| What is expected |
Throughout the material below, count each line in which the word "automatically" appears, then reply with the count only.

___ Exercise materials ___

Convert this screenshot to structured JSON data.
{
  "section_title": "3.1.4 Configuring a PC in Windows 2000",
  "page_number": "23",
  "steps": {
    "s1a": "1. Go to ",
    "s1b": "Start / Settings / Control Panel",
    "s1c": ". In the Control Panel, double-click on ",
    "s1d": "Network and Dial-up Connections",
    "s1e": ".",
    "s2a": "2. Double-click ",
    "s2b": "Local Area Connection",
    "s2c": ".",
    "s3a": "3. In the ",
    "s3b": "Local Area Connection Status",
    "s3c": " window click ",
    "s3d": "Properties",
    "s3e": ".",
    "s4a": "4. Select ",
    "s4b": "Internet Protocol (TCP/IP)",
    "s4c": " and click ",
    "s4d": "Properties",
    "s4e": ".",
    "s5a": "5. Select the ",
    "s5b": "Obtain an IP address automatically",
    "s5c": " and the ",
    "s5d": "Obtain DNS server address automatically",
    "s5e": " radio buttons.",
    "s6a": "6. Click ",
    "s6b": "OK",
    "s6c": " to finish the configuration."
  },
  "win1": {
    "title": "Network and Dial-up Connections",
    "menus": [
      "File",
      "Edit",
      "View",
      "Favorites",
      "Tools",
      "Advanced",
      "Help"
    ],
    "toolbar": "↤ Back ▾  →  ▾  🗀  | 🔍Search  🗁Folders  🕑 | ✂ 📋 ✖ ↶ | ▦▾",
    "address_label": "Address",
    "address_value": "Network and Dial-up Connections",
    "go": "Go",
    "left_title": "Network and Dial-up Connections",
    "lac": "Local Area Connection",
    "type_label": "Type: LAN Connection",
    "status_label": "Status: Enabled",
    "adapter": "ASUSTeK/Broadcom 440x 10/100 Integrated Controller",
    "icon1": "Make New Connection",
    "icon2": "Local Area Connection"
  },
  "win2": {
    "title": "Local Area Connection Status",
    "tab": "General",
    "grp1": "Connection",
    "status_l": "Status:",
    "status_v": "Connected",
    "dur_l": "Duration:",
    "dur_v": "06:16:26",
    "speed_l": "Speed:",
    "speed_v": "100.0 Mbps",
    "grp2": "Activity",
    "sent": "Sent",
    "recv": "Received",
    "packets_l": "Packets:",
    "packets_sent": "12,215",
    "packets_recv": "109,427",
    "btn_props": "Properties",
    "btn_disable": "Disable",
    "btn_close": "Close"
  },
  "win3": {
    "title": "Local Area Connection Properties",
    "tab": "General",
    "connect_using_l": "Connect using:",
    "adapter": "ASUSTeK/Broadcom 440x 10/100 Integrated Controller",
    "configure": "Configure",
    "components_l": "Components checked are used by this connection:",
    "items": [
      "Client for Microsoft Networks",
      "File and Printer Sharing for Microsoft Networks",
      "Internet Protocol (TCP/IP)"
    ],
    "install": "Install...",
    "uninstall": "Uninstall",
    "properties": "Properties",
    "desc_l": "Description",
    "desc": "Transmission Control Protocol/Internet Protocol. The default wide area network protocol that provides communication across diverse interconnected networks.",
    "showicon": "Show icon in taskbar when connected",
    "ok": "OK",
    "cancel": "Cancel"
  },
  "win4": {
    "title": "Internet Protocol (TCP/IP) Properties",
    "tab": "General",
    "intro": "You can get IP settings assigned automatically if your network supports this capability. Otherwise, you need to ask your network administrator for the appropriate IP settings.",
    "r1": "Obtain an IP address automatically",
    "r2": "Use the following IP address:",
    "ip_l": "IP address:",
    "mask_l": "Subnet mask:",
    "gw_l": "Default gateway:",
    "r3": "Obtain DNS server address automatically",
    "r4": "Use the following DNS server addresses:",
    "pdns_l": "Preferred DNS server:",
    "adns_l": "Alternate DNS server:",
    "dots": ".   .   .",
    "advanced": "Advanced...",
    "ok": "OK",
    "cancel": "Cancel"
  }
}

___
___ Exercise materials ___

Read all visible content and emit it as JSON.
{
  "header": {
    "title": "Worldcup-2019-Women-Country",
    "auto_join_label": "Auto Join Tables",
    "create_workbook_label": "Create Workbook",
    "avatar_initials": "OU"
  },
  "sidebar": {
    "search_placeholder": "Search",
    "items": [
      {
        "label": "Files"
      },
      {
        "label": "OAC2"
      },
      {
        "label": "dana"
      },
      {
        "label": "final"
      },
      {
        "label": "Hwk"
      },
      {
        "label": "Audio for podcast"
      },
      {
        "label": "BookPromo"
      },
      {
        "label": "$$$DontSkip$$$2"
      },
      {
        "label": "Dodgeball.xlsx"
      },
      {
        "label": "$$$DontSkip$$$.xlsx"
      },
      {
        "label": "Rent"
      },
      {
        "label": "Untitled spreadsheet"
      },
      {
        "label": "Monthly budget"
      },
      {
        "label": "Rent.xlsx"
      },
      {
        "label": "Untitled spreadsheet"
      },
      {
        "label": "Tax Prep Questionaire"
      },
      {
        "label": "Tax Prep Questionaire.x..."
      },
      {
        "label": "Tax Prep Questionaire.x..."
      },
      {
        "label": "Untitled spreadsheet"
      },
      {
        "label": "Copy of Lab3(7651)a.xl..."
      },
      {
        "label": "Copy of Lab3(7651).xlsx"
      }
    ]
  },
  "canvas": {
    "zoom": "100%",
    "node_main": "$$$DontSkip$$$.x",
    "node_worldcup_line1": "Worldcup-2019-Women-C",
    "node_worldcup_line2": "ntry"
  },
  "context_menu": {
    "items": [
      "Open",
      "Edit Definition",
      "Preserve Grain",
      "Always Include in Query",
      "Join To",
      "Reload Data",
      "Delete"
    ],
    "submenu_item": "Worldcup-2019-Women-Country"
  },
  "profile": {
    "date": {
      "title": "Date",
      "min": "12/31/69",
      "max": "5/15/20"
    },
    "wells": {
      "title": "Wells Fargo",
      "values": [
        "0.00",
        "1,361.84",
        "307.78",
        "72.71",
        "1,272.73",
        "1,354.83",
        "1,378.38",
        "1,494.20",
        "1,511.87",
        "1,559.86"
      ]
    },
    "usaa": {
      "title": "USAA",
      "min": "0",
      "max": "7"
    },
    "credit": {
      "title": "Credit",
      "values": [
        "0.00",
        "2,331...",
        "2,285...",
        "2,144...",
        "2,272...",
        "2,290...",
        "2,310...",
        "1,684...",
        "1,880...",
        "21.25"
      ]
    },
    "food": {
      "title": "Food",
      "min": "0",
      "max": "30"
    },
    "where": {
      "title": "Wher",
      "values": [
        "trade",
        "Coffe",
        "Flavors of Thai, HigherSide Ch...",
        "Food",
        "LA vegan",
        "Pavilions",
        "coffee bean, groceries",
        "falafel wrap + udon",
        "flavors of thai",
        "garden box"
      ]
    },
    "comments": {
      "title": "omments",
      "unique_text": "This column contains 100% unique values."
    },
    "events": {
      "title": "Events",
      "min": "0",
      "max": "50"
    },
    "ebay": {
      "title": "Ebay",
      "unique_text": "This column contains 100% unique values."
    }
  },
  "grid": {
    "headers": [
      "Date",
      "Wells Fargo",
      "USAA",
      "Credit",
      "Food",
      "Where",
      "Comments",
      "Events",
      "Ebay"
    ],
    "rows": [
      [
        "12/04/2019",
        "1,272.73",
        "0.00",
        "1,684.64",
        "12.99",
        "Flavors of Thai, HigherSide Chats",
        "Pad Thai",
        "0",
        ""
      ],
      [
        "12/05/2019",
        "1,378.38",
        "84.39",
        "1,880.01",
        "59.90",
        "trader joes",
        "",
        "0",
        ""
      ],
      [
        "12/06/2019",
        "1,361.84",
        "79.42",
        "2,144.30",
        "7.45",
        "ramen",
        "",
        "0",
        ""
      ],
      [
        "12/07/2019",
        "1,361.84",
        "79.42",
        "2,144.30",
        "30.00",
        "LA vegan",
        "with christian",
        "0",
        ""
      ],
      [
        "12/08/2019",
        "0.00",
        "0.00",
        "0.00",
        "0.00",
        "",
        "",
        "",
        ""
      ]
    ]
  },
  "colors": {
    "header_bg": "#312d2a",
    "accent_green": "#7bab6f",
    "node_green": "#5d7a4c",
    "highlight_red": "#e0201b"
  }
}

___

| Your solution |
5